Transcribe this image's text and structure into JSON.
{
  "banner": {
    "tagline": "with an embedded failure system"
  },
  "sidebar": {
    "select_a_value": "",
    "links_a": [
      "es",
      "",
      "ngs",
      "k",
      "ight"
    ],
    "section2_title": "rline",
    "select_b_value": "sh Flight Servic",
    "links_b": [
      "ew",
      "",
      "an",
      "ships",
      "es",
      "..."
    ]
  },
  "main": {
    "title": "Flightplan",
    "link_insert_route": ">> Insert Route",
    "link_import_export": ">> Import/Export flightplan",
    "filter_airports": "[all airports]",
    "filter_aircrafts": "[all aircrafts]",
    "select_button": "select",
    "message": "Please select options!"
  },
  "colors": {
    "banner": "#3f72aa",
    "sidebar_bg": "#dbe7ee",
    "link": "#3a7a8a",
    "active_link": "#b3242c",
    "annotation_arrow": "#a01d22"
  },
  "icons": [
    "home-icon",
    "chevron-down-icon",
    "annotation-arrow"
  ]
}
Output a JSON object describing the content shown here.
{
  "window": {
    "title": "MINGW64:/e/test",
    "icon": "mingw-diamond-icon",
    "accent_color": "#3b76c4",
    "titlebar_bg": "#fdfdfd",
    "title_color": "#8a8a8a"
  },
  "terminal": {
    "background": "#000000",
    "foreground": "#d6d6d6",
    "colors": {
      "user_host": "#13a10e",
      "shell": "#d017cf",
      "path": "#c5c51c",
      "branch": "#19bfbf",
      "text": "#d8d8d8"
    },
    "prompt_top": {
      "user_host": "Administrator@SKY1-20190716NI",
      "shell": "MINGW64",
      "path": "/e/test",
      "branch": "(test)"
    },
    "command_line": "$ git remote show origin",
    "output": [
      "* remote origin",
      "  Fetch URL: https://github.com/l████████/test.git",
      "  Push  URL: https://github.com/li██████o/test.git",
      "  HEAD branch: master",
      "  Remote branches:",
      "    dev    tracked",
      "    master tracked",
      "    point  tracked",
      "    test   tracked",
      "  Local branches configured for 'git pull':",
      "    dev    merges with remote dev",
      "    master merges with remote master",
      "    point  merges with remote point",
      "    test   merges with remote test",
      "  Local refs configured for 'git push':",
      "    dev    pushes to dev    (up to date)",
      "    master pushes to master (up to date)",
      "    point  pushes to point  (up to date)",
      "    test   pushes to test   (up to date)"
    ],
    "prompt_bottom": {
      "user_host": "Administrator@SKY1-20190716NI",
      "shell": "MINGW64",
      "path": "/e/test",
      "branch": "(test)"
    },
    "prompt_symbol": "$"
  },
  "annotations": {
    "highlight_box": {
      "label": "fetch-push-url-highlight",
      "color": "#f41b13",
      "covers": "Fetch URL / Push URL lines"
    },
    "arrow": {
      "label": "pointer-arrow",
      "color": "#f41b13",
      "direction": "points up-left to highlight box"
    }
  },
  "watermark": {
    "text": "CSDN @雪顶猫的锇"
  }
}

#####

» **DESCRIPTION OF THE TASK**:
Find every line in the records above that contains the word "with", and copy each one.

» **SOLVED EXERCISE**:
    "tagline": "with an embedded failure system"
      "    dev    merges with remote dev",
      "    master merges with remote master",
      "    point  merges with remote point",
      "    test   merges with remote test",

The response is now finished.